EXERCISE REQUIREMENTS — Drop every image and restate the entries below word for word.
┄┄┄┄┄┄┄┄┄┄┄┄┄┄┄┄┄┄┄┄
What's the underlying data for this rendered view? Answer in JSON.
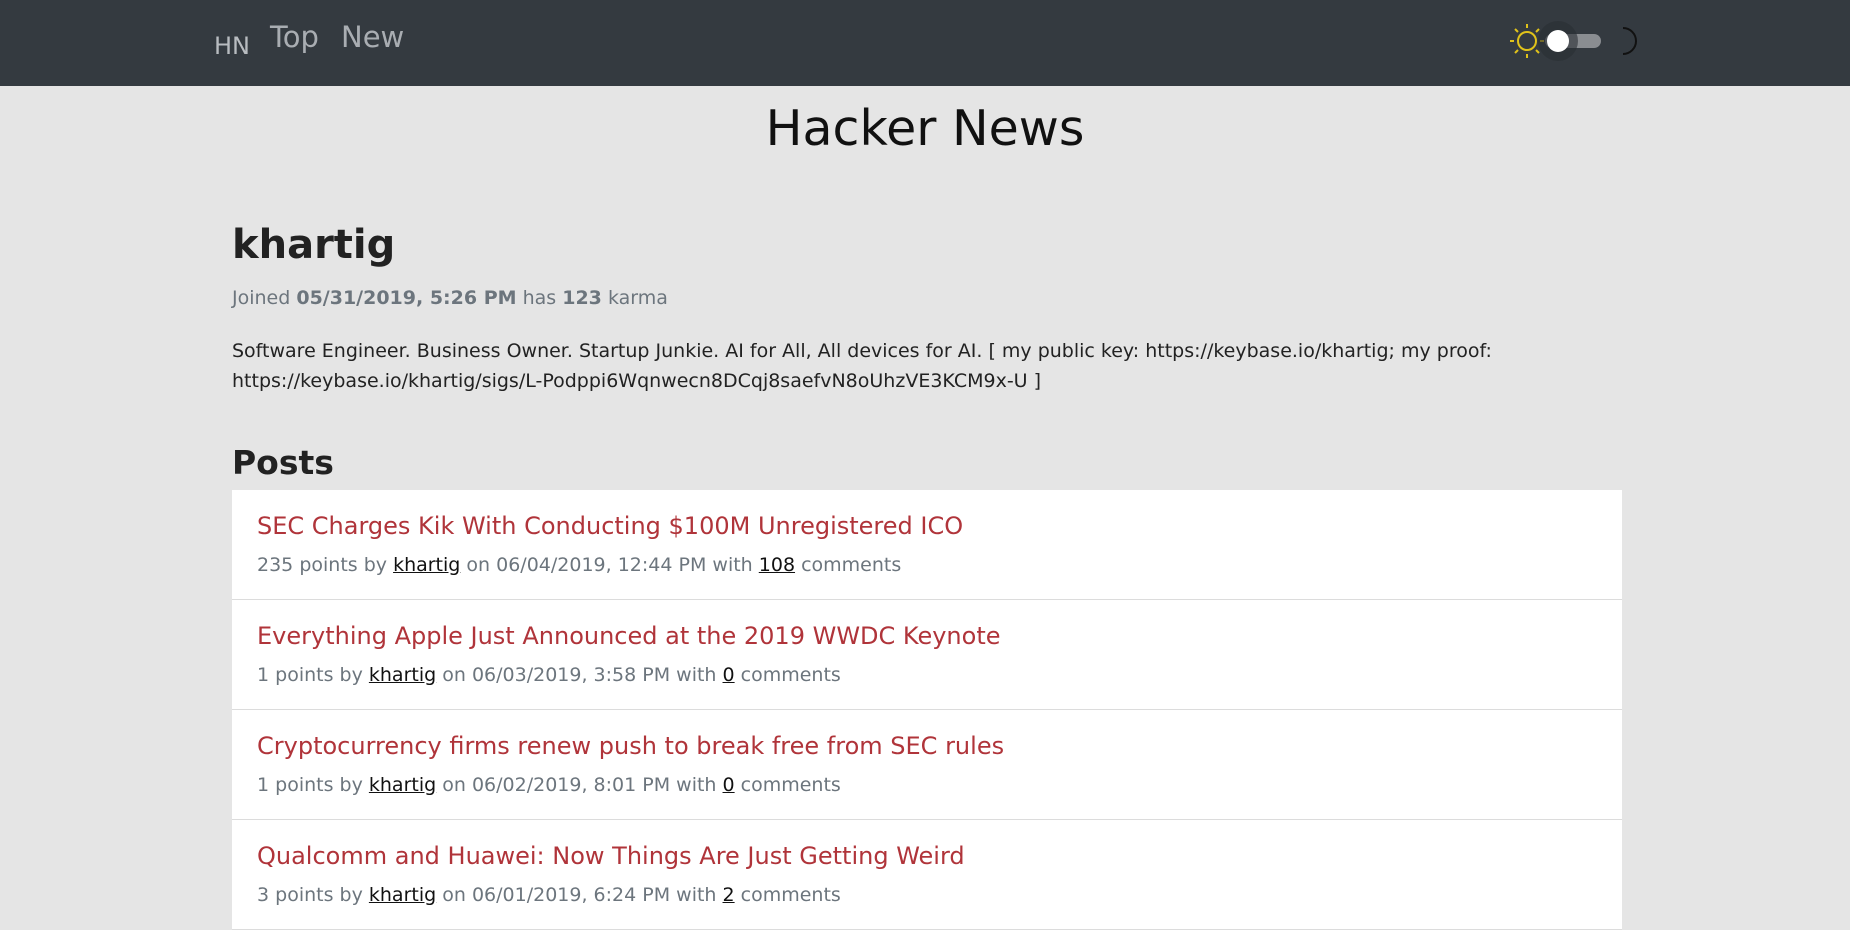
{
  "nav": {
    "logo": "HN",
    "links": [
      "Top",
      "New"
    ]
  },
  "theme_toggle": {
    "light_icon": "sun-icon",
    "dark_icon": "moon-icon",
    "state": "light",
    "sun_color": "#e0c21a"
  },
  "page_title": "Hacker News",
  "user": {
    "name": "khartig",
    "joined_prefix": "Joined",
    "joined_date": "05/31/2019, 5:26 PM",
    "has_text": "has",
    "karma": "123",
    "karma_text": "karma",
    "about": "Software Engineer. Business Owner. Startup Junkie. AI for All, All devices for AI. [ my public key: https://keybase.io/khartig; my proof: https://keybase.io/khartig/sigs/L-Podppi6Wqnwecn8DCqj8saefvN8oUhzVE3KCM9x-U ]"
  },
  "posts_title": "Posts",
  "meta_words": {
    "points": "points by",
    "on": "on",
    "with": "with",
    "comments": "comments"
  },
  "posts": [
    {
      "title": "SEC Charges Kik With Conducting $100M Unregistered ICO",
      "points": "235",
      "author": "khartig",
      "date": "06/04/2019, 12:44 PM",
      "comments": "108"
    },
    {
      "title": "Everything Apple Just Announced at the 2019 WWDC Keynote",
      "points": "1",
      "author": "khartig",
      "date": "06/03/2019, 3:58 PM",
      "comments": "0"
    },
    {
      "title": "Cryptocurrency firms renew push to break free from SEC rules",
      "points": "1",
      "author": "khartig",
      "date": "06/02/2019, 8:01 PM",
      "comments": "0"
    },
    {
      "title": "Qualcomm and Huawei: Now Things Are Just Getting Weird",
      "points": "3",
      "author": "khartig",
      "date": "06/01/2019, 6:24 PM",
      "comments": "2"
    }
  ]
}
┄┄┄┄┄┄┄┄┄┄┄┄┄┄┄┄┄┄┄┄
EXERCISE SOLUTION —
What's the underlying data for this rendered view? Answer in JSON.
{
  "nav": {
    "logo": "HN",
    "links": [
      "Top",
      "New"
    ]
  },
  "theme_toggle": {
    "light_icon": "sun-icon",
    "dark_icon": "moon-icon",
    "state": "light",
    "sun_color": "#e0c21a"
  },
  "page_title": "Hacker News",
  "user": {
    "name": "khartig",
    "joined_prefix": "Joined",
    "joined_date": "05/31/2019, 5:26 PM",
    "has_text": "has",
    "karma": "123",
    "karma_text": "karma",
    "about": "Software Engineer. Business Owner. Startup Junkie. AI for All, All devices for AI. [ my public key: https://keybase.io/khartig; my proof: https://keybase.io/khartig/sigs/L-Podppi6Wqnwecn8DCqj8saefvN8oUhzVE3KCM9x-U ]"
  },
  "posts_title": "Posts",
  "meta_words": {
    "points": "points by",
    "on": "on",
    "with": "with",
    "comments": "comments"
  },
  "posts": [
    {
      "title": "SEC Charges Kik With Conducting $100M Unregistered ICO",
      "points": "235",
      "author": "khartig",
      "date": "06/04/2019, 12:44 PM",
      "comments": "108"
    },
    {
      "title": "Everything Apple Just Announced at the 2019 WWDC Keynote",
      "points": "1",
      "author": "khartig",
      "date": "06/03/2019, 3:58 PM",
      "comments": "0"
    },
    {
      "title": "Cryptocurrency firms renew push to break free from SEC rules",
      "points": "1",
      "author": "khartig",
      "date": "06/02/2019, 8:01 PM",
      "comments": "0"
    },
    {
      "title": "Qualcomm and Huawei: Now Things Are Just Getting Weird",
      "points": "3",
      "author": "khartig",
      "date": "06/01/2019, 6:24 PM",
      "comments": "2"
    }
  ]
}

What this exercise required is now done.